The Mayor has supported upgrading the teaching corp by offering competitive salaries and has supported Joel Klein in his efforts to attract potentially high quality employees, as well as supporting the Chancellor in his efforts to rid the system of older employees, and, especially the ATR poll scheme.
The school bonus plan is now paid for by tax levy funds, and clearly the plan was driven by the Mayor.
The union and the Mayor have a “relationship.”
Will Mulgrew and the Mayor address the larger issues of individual merit pay, changing excess/hiring rules, rubber room, etc.?
The ATR pool, according to the NY Daily News is costing the City $137 million … unsustainable in an era of severe budgetary stress.

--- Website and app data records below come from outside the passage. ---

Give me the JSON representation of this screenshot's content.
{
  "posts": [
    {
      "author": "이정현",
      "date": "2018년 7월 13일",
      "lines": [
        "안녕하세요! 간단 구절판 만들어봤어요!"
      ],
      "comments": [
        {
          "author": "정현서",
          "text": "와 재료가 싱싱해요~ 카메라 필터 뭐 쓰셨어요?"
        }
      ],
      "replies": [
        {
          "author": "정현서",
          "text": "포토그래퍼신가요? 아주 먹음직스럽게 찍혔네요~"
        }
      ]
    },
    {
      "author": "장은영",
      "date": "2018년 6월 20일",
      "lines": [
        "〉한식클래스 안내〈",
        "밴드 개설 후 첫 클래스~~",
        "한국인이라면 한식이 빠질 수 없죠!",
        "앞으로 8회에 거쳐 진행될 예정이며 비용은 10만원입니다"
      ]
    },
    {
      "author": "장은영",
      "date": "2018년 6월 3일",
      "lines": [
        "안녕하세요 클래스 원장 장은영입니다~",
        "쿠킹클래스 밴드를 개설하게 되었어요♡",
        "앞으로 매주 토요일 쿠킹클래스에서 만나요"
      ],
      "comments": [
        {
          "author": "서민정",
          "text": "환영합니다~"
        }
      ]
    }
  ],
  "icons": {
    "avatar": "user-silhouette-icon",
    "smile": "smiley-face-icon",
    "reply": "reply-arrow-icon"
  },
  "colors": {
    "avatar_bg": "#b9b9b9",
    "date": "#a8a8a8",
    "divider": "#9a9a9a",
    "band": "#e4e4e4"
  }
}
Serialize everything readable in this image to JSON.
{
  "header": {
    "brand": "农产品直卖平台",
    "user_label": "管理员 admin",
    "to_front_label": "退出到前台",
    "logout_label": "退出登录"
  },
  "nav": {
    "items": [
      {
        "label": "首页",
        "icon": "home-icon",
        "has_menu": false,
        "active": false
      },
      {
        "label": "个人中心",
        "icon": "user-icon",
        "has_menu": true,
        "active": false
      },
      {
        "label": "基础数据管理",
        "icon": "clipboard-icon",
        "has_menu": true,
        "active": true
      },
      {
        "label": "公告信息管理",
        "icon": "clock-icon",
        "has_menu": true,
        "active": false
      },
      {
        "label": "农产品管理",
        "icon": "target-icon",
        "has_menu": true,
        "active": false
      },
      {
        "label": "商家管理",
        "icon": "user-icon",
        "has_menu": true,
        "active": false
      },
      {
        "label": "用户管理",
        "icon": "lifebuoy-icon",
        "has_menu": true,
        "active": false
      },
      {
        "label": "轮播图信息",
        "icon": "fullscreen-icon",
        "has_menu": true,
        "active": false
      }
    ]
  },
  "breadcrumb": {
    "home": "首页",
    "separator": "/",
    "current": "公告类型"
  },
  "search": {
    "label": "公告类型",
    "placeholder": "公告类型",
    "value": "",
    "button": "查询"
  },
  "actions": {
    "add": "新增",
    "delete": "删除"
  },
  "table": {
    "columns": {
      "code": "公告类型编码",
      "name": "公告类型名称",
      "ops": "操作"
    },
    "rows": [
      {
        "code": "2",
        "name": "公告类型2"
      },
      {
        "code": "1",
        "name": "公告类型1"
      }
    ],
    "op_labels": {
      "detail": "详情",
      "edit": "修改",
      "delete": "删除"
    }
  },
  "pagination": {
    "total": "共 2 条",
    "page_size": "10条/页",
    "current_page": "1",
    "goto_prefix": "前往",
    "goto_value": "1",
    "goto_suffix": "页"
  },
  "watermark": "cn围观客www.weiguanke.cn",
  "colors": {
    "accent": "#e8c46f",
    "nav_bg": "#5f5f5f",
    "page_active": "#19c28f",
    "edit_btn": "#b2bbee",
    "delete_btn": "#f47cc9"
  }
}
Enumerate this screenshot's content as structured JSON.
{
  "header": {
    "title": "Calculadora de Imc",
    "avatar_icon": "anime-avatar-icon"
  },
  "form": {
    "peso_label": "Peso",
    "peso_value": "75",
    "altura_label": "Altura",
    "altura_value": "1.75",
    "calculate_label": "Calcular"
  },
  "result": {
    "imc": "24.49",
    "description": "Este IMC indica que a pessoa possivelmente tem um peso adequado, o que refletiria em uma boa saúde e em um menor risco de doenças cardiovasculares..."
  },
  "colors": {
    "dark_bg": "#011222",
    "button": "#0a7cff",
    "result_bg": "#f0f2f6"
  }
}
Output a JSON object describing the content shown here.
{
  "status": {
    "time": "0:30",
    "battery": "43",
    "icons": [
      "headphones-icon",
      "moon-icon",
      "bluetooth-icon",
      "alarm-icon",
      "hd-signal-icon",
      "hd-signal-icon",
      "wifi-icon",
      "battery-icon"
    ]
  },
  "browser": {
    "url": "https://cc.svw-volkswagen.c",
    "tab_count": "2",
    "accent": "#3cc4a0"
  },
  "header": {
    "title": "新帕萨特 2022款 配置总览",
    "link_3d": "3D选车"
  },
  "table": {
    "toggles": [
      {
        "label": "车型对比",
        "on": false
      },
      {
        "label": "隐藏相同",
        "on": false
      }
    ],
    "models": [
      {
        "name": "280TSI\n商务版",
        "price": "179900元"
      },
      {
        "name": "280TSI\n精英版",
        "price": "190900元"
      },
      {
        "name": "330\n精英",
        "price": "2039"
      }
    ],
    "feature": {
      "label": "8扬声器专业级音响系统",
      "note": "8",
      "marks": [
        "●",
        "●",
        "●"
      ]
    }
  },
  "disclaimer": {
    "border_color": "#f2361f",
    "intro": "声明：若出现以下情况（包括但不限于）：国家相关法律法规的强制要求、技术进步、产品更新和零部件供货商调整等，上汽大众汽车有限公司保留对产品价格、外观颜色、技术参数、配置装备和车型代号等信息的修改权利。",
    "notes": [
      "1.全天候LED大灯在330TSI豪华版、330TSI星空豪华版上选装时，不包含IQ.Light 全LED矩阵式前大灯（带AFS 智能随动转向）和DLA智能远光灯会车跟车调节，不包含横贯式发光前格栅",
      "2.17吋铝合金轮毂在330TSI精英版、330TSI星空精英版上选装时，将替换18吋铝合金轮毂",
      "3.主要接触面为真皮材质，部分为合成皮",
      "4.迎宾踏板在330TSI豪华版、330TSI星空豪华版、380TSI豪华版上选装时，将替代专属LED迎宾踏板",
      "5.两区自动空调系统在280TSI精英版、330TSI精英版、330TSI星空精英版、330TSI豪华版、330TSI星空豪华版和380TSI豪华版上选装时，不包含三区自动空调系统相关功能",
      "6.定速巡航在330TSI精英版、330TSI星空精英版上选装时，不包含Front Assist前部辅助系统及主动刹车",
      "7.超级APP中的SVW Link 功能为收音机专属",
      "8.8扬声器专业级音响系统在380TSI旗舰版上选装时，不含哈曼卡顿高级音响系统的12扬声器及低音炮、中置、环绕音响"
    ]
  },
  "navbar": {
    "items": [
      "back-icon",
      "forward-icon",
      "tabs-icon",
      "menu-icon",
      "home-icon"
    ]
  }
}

If there is a timely contract I would suspect a “simple” contract, with the “larger” issues pushed forward. Than again, this is New York City, and will the ghost of Randi Weingarten want to use the UFT contract on the national scene, and a Mayor with visions that reach beyond New York City. Perhaps the DOE-UFT contract will be a national model.
Who actually approves the contract?
On the union side the Executive Board, followed by a secret ballot referendum in which all active employees vote. In 1995 the contract was defeated … a similar contract was approved about six months later.
On the City side the Mayor approves the contract, technically I believe the PEP must also approve, but with a majority appointed by the major it is a rubber stamp. The City Council plays no formal role. The Comptroller can certainly comment, but has no legislative responsibility.
The “budget hawks,” the not-for-profits, the think tanks, the pundits, the newspaper editorial boards will all chime in.
Will the UFT members approve a contract with a substantial raises but includes other issues that are perceived as “give-backs,” like the weakening of tenure?
The UFT elections will probably take place in February – April, and the members can express their pleasure/displeasure with union leadership on their secret ballot.
The predominant caucus is the Unity caucus, all union presidents have been elected from the Unity caucus. The opposition caucus in the 80’s and 90’s elected the high school members of the Executive Board, and, occasionally the High School Vice President. That will no longer be possible. In a change in the union constitution all the officers are elected at-large. Even if a majority of high school teachers vote for candidate “A,” if candidate “B” receives more overall votes candidate “B” is elected.
In the last election Randi Weingarten received almost 90% of the vote.
The UFT members get “two shots at the apple,” a vote for or against the contract, and for or against the union leadership that negotiated the contract.
What happens if a contract is not negotiated by election day and months go by?
PERB assigns a mediator, if no progress is made an impasse is declared, a fact-finding panel is appointed, the fact-finders listen to testimony and review evidence submitted by both parties and issues a non-binding report. The fact-finding report is not binding, but usually is the basis for a settlement. The process is lengthy and could take many, many months … could run into the fall of 2010 … and the issuance of the report does not guarantee a contract. See recent fact-finding reports here and the a prior UFT-DOE report here.
As a young teacher I worked as a Network Strike Coordinator planning out the distribution of picket signs, who would picket which school, etc. It was Sunday afternoon and unless a last minute settlement occurred the strike was on. We were working in Vivian O’Neill’s home, her husband was the UFT Middle School Vice President and key member of the negotiating team. He staggered into the house after a “round-the-clock” negotiating session, he turned to us and said, “It’s almost done … we all need a few hours of sleep and we’ll wrap it up.”
The strike started on Monday and lasted 13 days.
It’s never over til it’s over.